Exactly as shown below, retype every line of the data.

**** Supplied material ****

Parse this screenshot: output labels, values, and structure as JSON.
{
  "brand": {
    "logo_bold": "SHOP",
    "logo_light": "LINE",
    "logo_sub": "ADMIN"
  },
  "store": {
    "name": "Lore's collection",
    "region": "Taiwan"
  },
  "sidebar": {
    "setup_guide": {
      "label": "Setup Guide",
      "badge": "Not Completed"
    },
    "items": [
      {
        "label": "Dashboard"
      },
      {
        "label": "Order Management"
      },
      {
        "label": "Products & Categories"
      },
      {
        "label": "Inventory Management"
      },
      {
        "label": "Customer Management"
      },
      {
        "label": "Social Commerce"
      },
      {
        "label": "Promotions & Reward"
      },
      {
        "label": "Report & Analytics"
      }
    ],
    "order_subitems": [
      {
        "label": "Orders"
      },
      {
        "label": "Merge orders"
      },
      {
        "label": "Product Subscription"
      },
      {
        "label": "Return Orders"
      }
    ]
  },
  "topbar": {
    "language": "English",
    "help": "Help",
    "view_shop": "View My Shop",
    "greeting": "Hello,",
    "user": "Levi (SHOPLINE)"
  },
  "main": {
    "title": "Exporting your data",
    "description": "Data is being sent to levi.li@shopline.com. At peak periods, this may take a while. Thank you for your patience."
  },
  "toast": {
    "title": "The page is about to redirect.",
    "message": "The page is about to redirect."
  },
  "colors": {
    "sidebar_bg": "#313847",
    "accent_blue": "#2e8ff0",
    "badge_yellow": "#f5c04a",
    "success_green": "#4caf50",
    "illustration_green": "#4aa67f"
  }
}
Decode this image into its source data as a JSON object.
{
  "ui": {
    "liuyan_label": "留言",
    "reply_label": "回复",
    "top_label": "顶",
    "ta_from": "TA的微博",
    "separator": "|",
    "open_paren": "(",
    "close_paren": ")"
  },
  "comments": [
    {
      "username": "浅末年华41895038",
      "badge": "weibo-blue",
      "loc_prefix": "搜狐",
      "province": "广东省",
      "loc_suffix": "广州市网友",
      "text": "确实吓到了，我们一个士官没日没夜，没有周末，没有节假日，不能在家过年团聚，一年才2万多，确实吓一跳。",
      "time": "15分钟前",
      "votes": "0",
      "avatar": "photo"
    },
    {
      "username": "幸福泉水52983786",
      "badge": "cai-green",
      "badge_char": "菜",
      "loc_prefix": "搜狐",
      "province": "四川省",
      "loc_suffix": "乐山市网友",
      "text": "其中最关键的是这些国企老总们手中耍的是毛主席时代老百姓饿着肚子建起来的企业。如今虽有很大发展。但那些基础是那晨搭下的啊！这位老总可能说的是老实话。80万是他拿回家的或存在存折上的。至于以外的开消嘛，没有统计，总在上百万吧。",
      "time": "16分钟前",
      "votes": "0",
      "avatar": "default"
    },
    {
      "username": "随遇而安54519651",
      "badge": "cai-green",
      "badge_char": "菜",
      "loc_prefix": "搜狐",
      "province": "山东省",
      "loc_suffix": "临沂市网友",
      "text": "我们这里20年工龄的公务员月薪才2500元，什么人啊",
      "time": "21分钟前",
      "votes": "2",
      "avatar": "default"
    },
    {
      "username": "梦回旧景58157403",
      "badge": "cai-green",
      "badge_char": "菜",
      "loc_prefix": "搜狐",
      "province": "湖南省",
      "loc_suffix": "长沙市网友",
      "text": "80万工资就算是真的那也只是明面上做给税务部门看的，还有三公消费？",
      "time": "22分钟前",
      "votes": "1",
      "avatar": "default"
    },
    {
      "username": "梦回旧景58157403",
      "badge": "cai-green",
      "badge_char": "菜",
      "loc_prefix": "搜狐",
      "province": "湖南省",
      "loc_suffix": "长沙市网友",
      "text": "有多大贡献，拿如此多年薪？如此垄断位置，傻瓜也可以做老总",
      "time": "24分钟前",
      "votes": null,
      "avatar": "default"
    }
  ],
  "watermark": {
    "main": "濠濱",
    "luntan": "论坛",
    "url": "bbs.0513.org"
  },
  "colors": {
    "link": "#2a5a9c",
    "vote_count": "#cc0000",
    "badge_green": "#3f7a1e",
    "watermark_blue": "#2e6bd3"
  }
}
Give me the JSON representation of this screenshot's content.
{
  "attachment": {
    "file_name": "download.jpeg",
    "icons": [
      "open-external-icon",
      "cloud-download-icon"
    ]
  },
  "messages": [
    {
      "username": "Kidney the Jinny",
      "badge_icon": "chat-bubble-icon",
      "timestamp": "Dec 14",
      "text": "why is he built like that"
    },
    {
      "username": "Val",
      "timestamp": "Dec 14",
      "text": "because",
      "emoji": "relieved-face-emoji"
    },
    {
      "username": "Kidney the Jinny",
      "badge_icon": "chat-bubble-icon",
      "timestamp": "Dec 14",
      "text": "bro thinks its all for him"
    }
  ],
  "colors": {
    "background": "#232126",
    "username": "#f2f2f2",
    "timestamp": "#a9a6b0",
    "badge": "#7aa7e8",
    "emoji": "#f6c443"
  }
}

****

» **Output of the exercise**:
Parse this screenshot: output labels, values, and structure as JSON.
{
  "brand": {
    "logo_bold": "SHOP",
    "logo_light": "LINE",
    "logo_sub": "ADMIN"
  },
  "store": {
    "name": "Lore's collection",
    "region": "Taiwan"
  },
  "sidebar": {
    "setup_guide": {
      "label": "Setup Guide",
      "badge": "Not Completed"
    },
    "items": [
      {
        "label": "Dashboard"
      },
      {
        "label": "Order Management"
      },
      {
        "label": "Products & Categories"
      },
      {
        "label": "Inventory Management"
      },
      {
        "label": "Customer Management"
      },
      {
        "label": "Social Commerce"
      },
      {
        "label": "Promotions & Reward"
      },
      {
        "label": "Report & Analytics"
      }
    ],
    "order_subitems": [
      {
        "label": "Orders"
      },
      {
        "label": "Merge orders"
      },
      {
        "label": "Product Subscription"
      },
      {
        "label": "Return Orders"
      }
    ]
  },
  "topbar": {
    "language": "English",
    "help": "Help",
    "view_shop": "View My Shop",
    "greeting": "Hello,",
    "user": "Levi (SHOPLINE)"
  },
  "main": {
    "title": "Exporting your data",
    "description": "Data is being sent to levi.li@shopline.com. At peak periods, this may take a while. Thank you for your patience."
  },
  "toast": {
    "title": "The page is about to redirect.",
    "message": "The page is about to redirect."
  },
  "colors": {
    "sidebar_bg": "#313847",
    "accent_blue": "#2e8ff0",
    "badge_yellow": "#f5c04a",
    "success_green": "#4caf50",
    "illustration_green": "#4aa67f"
  }
}
Decode this image into its source data as a JSON object.
{
  "ui": {
    "liuyan_label": "留言",
    "reply_label": "回复",
    "top_label": "顶",
    "ta_from": "TA的微博",
    "separator": "|",
    "open_paren": "(",
    "close_paren": ")"
  },
  "comments": [
    {
      "username": "浅末年华41895038",
      "badge": "weibo-blue",
      "loc_prefix": "搜狐",
      "province": "广东省",
      "loc_suffix": "广州市网友",
      "text": "确实吓到了，我们一个士官没日没夜，没有周末，没有节假日，不能在家过年团聚，一年才2万多，确实吓一跳。",
      "time": "15分钟前",
      "votes": "0",
      "avatar": "photo"
    },
    {
      "username": "幸福泉水52983786",
      "badge": "cai-green",
      "badge_char": "菜",
      "loc_prefix": "搜狐",
      "province": "四川省",
      "loc_suffix": "乐山市网友",
      "text": "其中最关键的是这些国企老总们手中耍的是毛主席时代老百姓饿着肚子建起来的企业。如今虽有很大发展。但那些基础是那晨搭下的啊！这位老总可能说的是老实话。80万是他拿回家的或存在存折上的。至于以外的开消嘛，没有统计，总在上百万吧。",
      "time": "16分钟前",
      "votes": "0",
      "avatar": "default"
    },
    {
      "username": "随遇而安54519651",
      "badge": "cai-green",
      "badge_char": "菜",
      "loc_prefix": "搜狐",
      "province": "山东省",
      "loc_suffix": "临沂市网友",
      "text": "我们这里20年工龄的公务员月薪才2500元，什么人啊",
      "time": "21分钟前",
      "votes": "2",
      "avatar": "default"
    },
    {
      "username": "梦回旧景58157403",
      "badge": "cai-green",
      "badge_char": "菜",
      "loc_prefix": "搜狐",
      "province": "湖南省",
      "loc_suffix": "长沙市网友",
      "text": "80万工资就算是真的那也只是明面上做给税务部门看的，还有三公消费？",
      "time": "22分钟前",
      "votes": "1",
      "avatar": "default"
    },
    {
      "username": "梦回旧景58157403",
      "badge": "cai-green",
      "badge_char": "菜",
      "loc_prefix": "搜狐",
      "province": "湖南省",
      "loc_suffix": "长沙市网友",
      "text": "有多大贡献，拿如此多年薪？如此垄断位置，傻瓜也可以做老总",
      "time": "24分钟前",
      "votes": null,
      "avatar": "default"
    }
  ],
  "watermark": {
    "main": "濠濱",
    "luntan": "论坛",
    "url": "bbs.0513.org"
  },
  "colors": {
    "link": "#2a5a9c",
    "vote_count": "#cc0000",
    "badge_green": "#3f7a1e",
    "watermark_blue": "#2e6bd3"
  }
}
Give me the JSON representation of this screenshot's content.
{
  "attachment": {
    "file_name": "download.jpeg",
    "icons": [
      "open-external-icon",
      "cloud-download-icon"
    ]
  },
  "messages": [
    {
      "username": "Kidney the Jinny",
      "badge_icon": "chat-bubble-icon",
      "timestamp": "Dec 14",
      "text": "why is he built like that"
    },
    {
      "username": "Val",
      "timestamp": "Dec 14",
      "text": "because",
      "emoji": "relieved-face-emoji"
    },
    {
      "username": "Kidney the Jinny",
      "badge_icon": "chat-bubble-icon",
      "timestamp": "Dec 14",
      "text": "bro thinks its all for him"
    }
  ],
  "colors": {
    "background": "#232126",
    "username": "#f2f2f2",
    "timestamp": "#a9a6b0",
    "badge": "#7aa7e8",
    "emoji": "#f6c443"
  }
}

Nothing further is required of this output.